It’s hard to move to New York when you’re coffee aficionado from Miami. You start to miss the little things, like sharing your colada with the entire office in those little, plastic, thimble-sized cups. Which is why I’m incredibly grateful for Cafecito on Avenue C. Ok, the espressos here won’t exactly make anybody in Miami jealous, but it’s the closest you can get to Little Havana in the East Village. You can follow your tasty vaca frita here with a cuban coffee that isn’t strong enough to wake the dead, but will at least make you reminisce about Cafe Versailles on Calle Ocho.
Juan Valdez Café
(480 Lexington Avenue, Manhattan, 212.871.6107; 140 E. 57th St., Manhattan , 917.289.0981; 1451 Broadway, Manhattan, 212.817.7515)
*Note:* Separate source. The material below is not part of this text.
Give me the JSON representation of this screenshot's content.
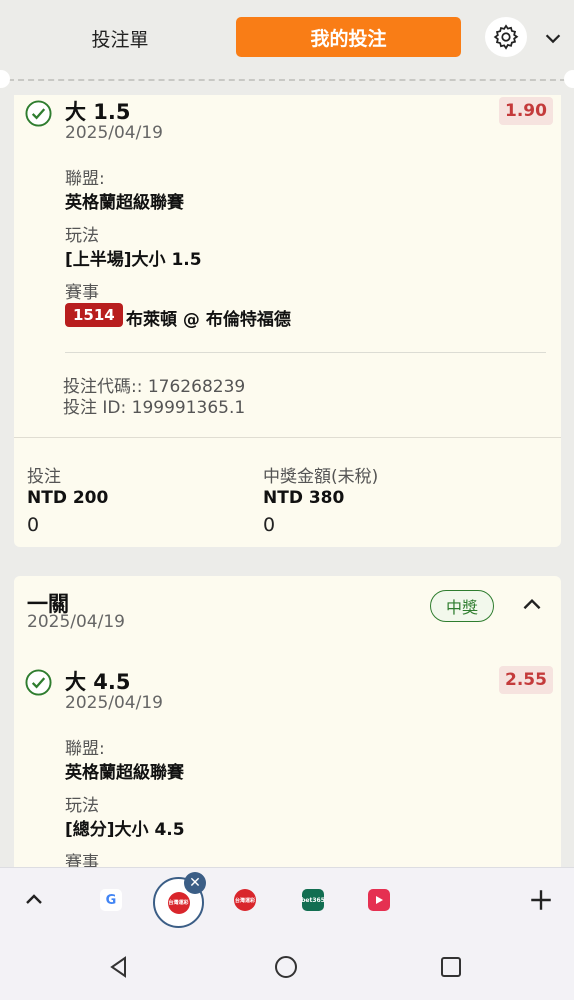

Given the fact that standing on any particular corner in New York City will give you a clear view of five different Starbucks, you would probably think that the giant global brand was ubiquitous in just about every country. In Colombia, however, it’s Juan Valdez Café that rules the roost, with over 101 stores all over the country. Their three locations in Midtown offer you a nice pan de bono and some authentic Colombian coffee, as well as an alternative to the hegemony of Starbucks (and their watered-down coffees!).
La Villita Bakery
(171 Grand St., Brooklyn,718.486.8761)
(228 W. 18th St., Manhattan, 212.206.8930)
Come for their delicious arepas, empanadas and other chucherias, stay for their great Venezuelan coffee, lovingly given names like “marroncito” (macchiato) and “negrito” (espresso). If you’re someone whose acutely sensitive to the effects of caffeine, try their gua yo yo, which is an extra light black coffee that won’t leave you wired.
Don’t forget Remezcla reps Chicago, LA, San Francisco and Miami. So if you’re not in the Tri-State area, don’t feel like we’ve left you out in the cold (although iced coffee is kind of our guilty, non-Latino pleasure).